For this update, we tested and decided not to recommend the following interfaces:
The Tascam 2 x 2 was our previous top pick. It’s still a perfectly functional audio interface, especially if you never plan to use it outside of your home studio. However, since it weighs almost two and a half pounds and comes in a box that couldn’t easily fit in a backpack or suitcase, it’s harder to travel with than the Focusrite 2i2 or PreSonus AudioBox iTwo. We also don’t love that Windows users will need to install separate drivers to actually use the interface with their setup.
The PreSonus AudioBox USB 96 has several design flaws that make it more difficult to use. The adjustment knobs are arranged in an odd order: The knob to adjust input 1 is to the right of the knob to adjust input 2. On several occasions I found myself adjusting the wrong knob. Also, the headphone jack is on the back, which might mean you’ll need a longer headphone cable to use the interface comfortably.
The Behringer U-Phoria UMC204HD features a crowded design filled with inputs, knobs, buttons, and small text that took us a bit more time to figure out how to actually use. The important things, like the tiny clipping indicator and the phantom power slider (hidden somewhere on the back of the console), are hard to find. We also couldn’t get the interface to work with GarageBand on our test iPad—the tabet would recognize the interface but couldn’t tell when audio was coming through.
The Zoom U-24 is hard to set up and adjust because of its design, which places everything other than the power slider on the top of the interface. You have stand over the interface and maneuver around the microphone/instrument cords to actually access the knobs. Plus, the knobs function backwards—instead of turning them clockwise to increase gain, you turn them counterclockwise. This design might make sense when used with the recorders that Zoom makes, but we found it a little frustrating.
We tested and dismissed the following interfaces for previous versions of this guide:
The Steinberg UR22mkII supports sampling rates up to 192 kHz, but the bunched-up control knobs on the unit’s face and a phantom power switch tucked away on the back panel made it more difficult to use.
Priced lower than $50, the Behringer U-Phoria UM2 seemed an almost-too-good-to-be-true budget option, providing both mic and instrument inputs. However, its build quality is poor.
This guide may have been updated by Wirecutter.
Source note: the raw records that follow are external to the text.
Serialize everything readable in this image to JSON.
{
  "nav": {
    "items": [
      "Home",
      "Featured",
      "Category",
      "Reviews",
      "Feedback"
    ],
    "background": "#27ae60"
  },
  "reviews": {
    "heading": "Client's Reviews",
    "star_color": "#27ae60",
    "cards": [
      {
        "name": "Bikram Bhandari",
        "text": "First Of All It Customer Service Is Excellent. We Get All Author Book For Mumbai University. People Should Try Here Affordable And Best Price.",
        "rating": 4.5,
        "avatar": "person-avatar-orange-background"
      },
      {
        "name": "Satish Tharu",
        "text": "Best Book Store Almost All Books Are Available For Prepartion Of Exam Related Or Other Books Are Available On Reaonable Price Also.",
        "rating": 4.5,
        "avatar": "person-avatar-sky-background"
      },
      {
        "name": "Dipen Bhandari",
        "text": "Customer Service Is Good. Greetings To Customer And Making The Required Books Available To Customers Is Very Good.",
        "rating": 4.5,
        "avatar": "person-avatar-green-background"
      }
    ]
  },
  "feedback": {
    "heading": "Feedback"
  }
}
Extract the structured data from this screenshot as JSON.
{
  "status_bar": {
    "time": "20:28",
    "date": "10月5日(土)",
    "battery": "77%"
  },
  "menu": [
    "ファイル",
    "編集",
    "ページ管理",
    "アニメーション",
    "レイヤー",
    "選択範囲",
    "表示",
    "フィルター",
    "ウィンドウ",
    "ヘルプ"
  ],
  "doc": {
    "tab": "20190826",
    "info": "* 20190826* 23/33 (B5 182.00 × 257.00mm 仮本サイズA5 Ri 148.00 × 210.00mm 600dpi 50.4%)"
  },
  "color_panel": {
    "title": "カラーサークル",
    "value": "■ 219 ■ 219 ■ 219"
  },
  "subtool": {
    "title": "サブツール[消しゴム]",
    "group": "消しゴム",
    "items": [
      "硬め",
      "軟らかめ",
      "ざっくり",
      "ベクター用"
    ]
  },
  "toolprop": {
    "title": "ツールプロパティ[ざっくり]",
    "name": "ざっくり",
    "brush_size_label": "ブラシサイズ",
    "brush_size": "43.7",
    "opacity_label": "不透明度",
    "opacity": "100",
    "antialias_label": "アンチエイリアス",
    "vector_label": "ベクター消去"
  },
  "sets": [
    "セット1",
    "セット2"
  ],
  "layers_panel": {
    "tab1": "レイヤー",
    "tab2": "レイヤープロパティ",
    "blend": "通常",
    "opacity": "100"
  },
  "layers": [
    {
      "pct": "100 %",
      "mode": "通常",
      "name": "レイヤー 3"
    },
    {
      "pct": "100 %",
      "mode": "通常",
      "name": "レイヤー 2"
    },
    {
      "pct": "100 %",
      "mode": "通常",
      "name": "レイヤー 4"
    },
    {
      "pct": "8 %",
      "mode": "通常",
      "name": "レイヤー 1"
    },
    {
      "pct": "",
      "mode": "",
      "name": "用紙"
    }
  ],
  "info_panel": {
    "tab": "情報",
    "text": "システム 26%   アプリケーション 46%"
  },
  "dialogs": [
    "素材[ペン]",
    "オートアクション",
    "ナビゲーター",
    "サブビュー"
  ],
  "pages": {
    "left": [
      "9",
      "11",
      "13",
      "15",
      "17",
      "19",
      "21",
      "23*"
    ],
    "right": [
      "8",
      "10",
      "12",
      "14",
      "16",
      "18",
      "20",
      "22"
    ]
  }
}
To see the current recommendation, please go here.
When readers choose to buy Wirecutter’s independently chosen editorial picks, Wirecutter and Engadget may earn affiliate commissions.